Work task: Your answer should be every line below that includes the word "title".

Data supplied:
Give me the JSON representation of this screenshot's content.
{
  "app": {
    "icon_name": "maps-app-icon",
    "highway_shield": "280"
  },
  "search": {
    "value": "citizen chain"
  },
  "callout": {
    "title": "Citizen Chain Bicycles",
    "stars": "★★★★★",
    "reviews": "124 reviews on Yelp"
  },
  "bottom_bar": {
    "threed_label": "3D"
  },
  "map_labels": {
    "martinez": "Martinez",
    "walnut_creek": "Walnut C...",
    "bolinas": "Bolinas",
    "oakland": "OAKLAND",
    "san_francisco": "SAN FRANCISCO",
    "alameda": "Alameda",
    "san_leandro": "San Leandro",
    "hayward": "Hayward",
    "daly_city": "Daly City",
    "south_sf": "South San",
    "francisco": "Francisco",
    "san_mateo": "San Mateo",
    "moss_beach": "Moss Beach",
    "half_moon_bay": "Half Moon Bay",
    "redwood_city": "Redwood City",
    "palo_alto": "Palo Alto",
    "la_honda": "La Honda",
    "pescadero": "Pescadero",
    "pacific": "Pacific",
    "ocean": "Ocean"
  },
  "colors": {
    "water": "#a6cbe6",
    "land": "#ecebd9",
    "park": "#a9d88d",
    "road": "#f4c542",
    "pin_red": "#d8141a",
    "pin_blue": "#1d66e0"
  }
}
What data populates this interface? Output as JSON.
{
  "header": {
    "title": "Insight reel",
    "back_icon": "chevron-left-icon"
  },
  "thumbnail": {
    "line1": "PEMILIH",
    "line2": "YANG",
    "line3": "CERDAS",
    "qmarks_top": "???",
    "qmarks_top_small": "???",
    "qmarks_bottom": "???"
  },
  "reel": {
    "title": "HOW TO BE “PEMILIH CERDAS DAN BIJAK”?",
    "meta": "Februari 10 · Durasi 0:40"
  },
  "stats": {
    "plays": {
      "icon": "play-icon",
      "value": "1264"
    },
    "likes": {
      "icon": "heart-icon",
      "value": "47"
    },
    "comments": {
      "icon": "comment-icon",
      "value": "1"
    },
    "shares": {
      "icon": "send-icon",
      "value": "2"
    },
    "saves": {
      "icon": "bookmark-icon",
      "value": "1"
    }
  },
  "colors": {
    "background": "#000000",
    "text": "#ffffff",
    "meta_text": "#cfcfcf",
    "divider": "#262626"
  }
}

Result for this task:
    "title": "Citizen Chain Bicycles",
    "title": "Insight reel",
    "title": "HOW TO BE “PEMILIH CERDAS DAN BIJAK”?",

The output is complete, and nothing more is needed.